The American Civil Liberties Union, the ACLU of North Carolina Legal Foundation, Planned Parenthood Health Systems, Planned Parenthood of Central North Carolina, and the Center for Reproductive Rights filed a lawsuit Thursday claiming the law approved over Governor Beverly Perdue's veto in July is unconstitutional.
The law prohibits an abortion unless a woman is provided with state-specified information about the physician at least 24 hours in advance. Women also would get information about the likely stage of development of the unborn child, the medical risks of having an abortion and giving birth, and the availability of abortion alternatives.
The ACLU said Thursday the law requires abortion providers to force women to undergo an ultrasound and forces doctors to describe the embryo or fetus to the women in detail prior to having an abortion, even if the woman objects.
Before the law was passed, North Carolina had been one of 16 states that don't require specialized counseling before an abortion.
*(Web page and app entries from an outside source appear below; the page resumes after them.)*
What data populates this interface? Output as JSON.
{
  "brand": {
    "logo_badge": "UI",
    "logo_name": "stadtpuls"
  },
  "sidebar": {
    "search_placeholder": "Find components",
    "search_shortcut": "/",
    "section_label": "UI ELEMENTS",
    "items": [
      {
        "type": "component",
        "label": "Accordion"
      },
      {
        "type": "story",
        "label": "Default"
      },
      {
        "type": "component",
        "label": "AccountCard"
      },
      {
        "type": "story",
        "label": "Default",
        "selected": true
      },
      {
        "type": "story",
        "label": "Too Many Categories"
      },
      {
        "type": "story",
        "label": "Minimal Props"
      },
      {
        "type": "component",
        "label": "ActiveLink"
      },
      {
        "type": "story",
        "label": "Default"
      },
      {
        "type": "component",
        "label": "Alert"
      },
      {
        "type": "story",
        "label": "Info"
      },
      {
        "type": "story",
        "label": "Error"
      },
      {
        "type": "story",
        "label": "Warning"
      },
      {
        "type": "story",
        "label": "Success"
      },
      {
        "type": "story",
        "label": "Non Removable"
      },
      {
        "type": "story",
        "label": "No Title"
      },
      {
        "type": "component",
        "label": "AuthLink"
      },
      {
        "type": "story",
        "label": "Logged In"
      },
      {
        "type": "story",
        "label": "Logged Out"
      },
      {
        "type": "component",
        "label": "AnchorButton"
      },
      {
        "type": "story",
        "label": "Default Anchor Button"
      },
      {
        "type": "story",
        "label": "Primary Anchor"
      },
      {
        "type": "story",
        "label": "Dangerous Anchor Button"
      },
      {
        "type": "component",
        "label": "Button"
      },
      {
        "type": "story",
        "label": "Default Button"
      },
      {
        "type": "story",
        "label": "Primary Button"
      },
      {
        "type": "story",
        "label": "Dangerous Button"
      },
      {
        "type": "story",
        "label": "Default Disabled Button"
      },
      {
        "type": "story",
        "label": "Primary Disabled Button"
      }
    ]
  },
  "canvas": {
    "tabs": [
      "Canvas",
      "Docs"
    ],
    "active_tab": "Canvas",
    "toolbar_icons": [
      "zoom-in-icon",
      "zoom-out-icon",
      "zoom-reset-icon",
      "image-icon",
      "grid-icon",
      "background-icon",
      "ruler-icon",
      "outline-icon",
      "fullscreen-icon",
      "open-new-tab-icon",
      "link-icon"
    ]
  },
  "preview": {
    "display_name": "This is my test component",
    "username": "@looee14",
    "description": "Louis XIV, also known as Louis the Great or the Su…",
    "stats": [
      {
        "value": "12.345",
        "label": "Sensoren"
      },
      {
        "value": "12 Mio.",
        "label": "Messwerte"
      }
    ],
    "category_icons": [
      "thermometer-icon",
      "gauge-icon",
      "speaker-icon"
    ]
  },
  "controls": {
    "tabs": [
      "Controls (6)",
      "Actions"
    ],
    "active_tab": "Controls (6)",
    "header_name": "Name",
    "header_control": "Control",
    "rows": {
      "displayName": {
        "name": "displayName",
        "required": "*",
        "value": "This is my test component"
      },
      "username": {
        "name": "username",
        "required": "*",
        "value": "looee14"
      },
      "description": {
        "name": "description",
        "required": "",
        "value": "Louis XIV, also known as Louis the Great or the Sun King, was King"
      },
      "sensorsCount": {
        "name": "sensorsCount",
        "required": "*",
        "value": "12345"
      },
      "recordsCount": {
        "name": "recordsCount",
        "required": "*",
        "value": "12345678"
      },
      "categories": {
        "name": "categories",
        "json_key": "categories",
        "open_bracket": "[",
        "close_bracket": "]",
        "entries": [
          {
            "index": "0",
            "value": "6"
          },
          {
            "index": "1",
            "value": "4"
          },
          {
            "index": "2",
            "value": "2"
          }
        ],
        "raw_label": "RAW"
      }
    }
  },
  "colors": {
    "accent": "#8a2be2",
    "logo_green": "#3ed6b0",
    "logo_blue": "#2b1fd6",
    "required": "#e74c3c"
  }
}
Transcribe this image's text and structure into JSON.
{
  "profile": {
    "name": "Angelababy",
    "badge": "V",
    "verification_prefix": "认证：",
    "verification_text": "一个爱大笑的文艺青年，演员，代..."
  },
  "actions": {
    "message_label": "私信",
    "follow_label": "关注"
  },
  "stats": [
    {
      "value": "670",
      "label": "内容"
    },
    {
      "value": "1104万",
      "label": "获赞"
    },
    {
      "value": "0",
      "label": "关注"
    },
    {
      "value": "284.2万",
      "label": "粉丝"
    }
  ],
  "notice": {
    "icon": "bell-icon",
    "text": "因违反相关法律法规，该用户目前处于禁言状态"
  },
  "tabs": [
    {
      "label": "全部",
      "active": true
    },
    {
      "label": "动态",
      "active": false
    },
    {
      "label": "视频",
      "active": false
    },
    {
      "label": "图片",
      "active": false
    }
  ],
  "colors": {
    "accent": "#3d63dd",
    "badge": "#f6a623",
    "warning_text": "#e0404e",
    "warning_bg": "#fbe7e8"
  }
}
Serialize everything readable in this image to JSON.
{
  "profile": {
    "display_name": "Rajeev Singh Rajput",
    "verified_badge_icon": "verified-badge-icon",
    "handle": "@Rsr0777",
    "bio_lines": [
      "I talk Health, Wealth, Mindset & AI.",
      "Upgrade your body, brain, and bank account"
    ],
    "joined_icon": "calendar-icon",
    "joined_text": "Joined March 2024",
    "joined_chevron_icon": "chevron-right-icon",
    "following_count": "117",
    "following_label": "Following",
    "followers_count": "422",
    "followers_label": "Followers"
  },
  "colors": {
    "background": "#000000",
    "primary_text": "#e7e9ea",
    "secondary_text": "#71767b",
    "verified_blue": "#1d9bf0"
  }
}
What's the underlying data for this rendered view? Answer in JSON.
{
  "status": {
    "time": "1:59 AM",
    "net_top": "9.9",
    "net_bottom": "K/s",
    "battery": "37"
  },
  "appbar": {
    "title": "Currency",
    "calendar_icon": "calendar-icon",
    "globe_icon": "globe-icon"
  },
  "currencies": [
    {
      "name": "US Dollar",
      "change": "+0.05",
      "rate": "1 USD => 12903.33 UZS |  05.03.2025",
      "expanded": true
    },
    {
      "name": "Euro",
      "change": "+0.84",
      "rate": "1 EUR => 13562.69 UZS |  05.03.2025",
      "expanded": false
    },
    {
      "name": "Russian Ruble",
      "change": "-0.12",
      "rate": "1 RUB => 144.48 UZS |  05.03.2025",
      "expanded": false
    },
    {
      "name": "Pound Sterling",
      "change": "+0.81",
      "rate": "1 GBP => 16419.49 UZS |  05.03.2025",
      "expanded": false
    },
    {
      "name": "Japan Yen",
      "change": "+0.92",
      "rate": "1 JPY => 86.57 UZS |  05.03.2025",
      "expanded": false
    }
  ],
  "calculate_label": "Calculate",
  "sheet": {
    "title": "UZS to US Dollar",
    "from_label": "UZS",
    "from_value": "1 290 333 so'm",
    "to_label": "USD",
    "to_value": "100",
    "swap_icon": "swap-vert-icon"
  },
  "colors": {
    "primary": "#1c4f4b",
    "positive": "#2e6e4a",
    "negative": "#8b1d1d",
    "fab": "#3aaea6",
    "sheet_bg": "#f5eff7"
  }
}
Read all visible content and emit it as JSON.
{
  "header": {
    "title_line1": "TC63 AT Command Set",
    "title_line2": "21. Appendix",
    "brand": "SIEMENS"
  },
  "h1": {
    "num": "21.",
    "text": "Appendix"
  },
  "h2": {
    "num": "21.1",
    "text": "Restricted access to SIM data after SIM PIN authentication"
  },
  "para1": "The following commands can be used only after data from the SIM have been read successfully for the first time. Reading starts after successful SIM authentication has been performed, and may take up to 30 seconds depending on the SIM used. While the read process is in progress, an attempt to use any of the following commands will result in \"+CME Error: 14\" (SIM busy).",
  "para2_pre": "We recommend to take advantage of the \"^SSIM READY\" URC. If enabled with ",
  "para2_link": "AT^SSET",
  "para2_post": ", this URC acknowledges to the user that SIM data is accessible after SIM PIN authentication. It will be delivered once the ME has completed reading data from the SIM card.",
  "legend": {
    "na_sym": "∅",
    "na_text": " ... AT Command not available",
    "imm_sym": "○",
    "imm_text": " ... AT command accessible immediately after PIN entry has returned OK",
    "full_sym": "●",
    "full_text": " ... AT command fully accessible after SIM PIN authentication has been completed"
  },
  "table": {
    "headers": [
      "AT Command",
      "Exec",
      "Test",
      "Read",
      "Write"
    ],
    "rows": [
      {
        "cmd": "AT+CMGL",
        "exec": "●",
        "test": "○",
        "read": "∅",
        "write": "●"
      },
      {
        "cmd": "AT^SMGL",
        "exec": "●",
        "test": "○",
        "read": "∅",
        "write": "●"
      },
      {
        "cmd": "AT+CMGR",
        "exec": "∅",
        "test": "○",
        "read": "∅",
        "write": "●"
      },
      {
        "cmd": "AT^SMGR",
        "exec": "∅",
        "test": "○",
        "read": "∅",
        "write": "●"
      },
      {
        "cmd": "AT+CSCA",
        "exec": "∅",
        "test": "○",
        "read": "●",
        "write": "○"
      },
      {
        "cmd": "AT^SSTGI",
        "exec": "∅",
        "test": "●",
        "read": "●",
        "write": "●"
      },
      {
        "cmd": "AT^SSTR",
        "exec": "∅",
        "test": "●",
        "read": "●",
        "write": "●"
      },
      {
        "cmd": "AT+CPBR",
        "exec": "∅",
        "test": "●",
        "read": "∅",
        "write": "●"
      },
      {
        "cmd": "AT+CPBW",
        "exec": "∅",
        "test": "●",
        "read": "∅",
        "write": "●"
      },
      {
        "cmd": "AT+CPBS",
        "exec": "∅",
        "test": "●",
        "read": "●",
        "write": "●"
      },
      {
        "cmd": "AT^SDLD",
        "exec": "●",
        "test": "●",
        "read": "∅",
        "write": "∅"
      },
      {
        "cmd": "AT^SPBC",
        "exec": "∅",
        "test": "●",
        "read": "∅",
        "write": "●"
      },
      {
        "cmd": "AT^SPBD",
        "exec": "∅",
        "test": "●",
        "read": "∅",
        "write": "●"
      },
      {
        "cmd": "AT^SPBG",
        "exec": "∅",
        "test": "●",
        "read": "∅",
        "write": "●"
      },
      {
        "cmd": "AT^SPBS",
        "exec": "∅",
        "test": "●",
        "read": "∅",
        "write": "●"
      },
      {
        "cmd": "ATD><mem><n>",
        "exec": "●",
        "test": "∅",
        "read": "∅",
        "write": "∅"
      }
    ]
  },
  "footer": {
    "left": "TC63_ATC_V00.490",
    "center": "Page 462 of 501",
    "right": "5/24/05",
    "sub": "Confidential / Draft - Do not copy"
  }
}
Half of all states require counseling, then a waiting period.
The Associated Press has reported the restrictions would cut the more than 27,000 abortions performed in NC each year and result in about 2,900 additional births per year.
It also reported a reduction in abortions will cost taxpayers about $7 million a year, mostly because nearly half of the births would be funded entirely or in part by Medicaid, the health program for the poor.
Republicans who supported the law in the General Assembly said the measure is designed to give women more information about what happens in an abortion and who is providing it. Social conservatives praised the bill, which also requires a woman consider an offer to see the shape of the fetus and hear a heartbeat.